We've read so much recently about government / private initiatives to save money in other areas such as building road and rail infrastructure, power stations etc., so let's put it all into practice. And protect the average UK internet and mobile phone user from unnecessary spying at the same time. And why not Angela Merkel in Germany too...?! :ok:

VP959
7th Nov 2013, 16:15
I'd have thought we could have just scrapped most of the security services electronic intelligence gathering work and just hacked into the NSA's systems. After all, they are hacking into everyone else's, so it stands to reason that all the useful stuff will be in their systems.

Knowing how crap the UK government are at getting value for money with computer projects I bet we'd save a small fortune by just hiring a bunch of spotty-faced geek hackers.
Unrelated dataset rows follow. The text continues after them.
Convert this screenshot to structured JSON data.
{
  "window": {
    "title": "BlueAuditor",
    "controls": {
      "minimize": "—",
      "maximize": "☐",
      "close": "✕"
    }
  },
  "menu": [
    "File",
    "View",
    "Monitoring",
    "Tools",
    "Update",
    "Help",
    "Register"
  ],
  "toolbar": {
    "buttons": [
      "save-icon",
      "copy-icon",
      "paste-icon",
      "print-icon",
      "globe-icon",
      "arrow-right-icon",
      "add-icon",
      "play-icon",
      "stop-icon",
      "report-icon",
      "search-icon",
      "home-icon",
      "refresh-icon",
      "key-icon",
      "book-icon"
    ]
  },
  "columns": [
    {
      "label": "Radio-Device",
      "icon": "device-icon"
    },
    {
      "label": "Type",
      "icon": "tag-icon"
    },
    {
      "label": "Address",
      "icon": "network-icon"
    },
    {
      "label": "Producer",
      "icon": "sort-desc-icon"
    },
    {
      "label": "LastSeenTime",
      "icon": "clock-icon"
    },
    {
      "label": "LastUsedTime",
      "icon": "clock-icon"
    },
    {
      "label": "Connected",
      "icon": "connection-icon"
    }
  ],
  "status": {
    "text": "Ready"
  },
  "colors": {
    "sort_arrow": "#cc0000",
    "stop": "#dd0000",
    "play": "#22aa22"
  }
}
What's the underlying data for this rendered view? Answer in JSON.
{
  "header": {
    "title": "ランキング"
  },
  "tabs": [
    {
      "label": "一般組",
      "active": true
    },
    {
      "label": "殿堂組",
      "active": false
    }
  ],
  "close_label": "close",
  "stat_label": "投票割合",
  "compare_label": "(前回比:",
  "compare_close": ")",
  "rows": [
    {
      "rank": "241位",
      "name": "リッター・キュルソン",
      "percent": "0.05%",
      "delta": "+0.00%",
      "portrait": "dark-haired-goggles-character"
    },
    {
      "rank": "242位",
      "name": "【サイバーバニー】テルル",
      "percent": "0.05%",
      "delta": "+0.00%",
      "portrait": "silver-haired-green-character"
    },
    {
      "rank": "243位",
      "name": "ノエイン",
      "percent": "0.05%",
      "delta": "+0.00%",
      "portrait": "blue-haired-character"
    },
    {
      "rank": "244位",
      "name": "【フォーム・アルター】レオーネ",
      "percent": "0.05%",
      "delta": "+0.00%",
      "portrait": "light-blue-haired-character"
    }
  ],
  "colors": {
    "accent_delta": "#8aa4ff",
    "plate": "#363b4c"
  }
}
Lonewolf_50
7th Nov 2013, 16:28
You may have heard the following saying:
"There is no such thing as a stupid question."
It's wrong.
So WTF does the UK spend an important sum of $2 billions (not all that great a sum IMHO) instead of getting rid of GCHQ, MI5/6 etc. and simply devoting the 2 billions to paying "whistle-blowers" like Edward Snowden and many others (who might just come forward with truly important intelligence, whoever or wherever they are/were, if they knew and were confident that their lives would be spared, "future existences" protected etc.)?
That's a stupid question.

Part of the art of intelligence gathering is already finding people willing to talk about things they should not be talking about. You don't know about it since a lot of it isn't in the papers.

The other part is analysis: making sense of the various bits a pieces of information to see how they fit together. No source is omniscient.

airship
7th Nov 2013, 16:51
Ooops, but Lonewolf_50 just raised the question of: ...the art of intelligence gathering... It's an "art", which possibly explains everything. Why you or I could "express" ourselves on a 1m canvas which would not sell for more than we paid for the materials alone, yet "others" have been able to sell for US$ millions at auction...

I see where you're "coming from" mate.

So far as "analysis" is concerned, please refer back to: "We acquire the secrets that other countries don't want us to know... we are not all-knowing specialists in what's going to happen next month or next year.".... I don't believe the UK intelligence agencies are very strong when it comes to analysis of any data. Preferring to merely "hoover it all up" and send it on to Langley or wherever for further processing.

You may have heard the following saying: "Only dumb westerners try to eat noodle-soup with chopsticks". :ok:

Ancient Observer
7th Nov 2013, 17:06
If the poor old Brits spend 2bn sterling, I hate to think what the USA spends.

Nice piece in the paper recently about Brazil admitting to spying on USA.

SilsoeSid
7th Nov 2013, 17:18
Considering this countries welfare expenditure is greater than that of the military, NHS & education combined

2 billion wouldn't even cover the cost of the motability scam, sorry scheme.

What does the government spend its money on? | Economics Help (http://www.economicshelp.org/blog/142/economics/what-does-the-government-spend-its-money-on/)

radeng
7th Nov 2013, 19:08
Nice article in the latest IEEE Spectrum magazine on steganography and how to hide secret emails by various methods.

Meanwhile we hear that because of Snowden's revelations, AQ have changed their communications. They must be pretty goddamn thick if they hadn't realised how insecure most systems are, and figured that by using the internet, it's easy to overload the security guys with trash while an alternative system stays secure.

The clandestine radio operators dropped in Yugoslavia in WW2 were sent to buy two copies of a paper back novel of their choice in Cairo. One went with them and the other stayed behind....This became their code book with a coding system committed to memory.....having several different paper back novels increased the security if they were captured. A variant of that wouldn't be that easy to crack even today with super computers.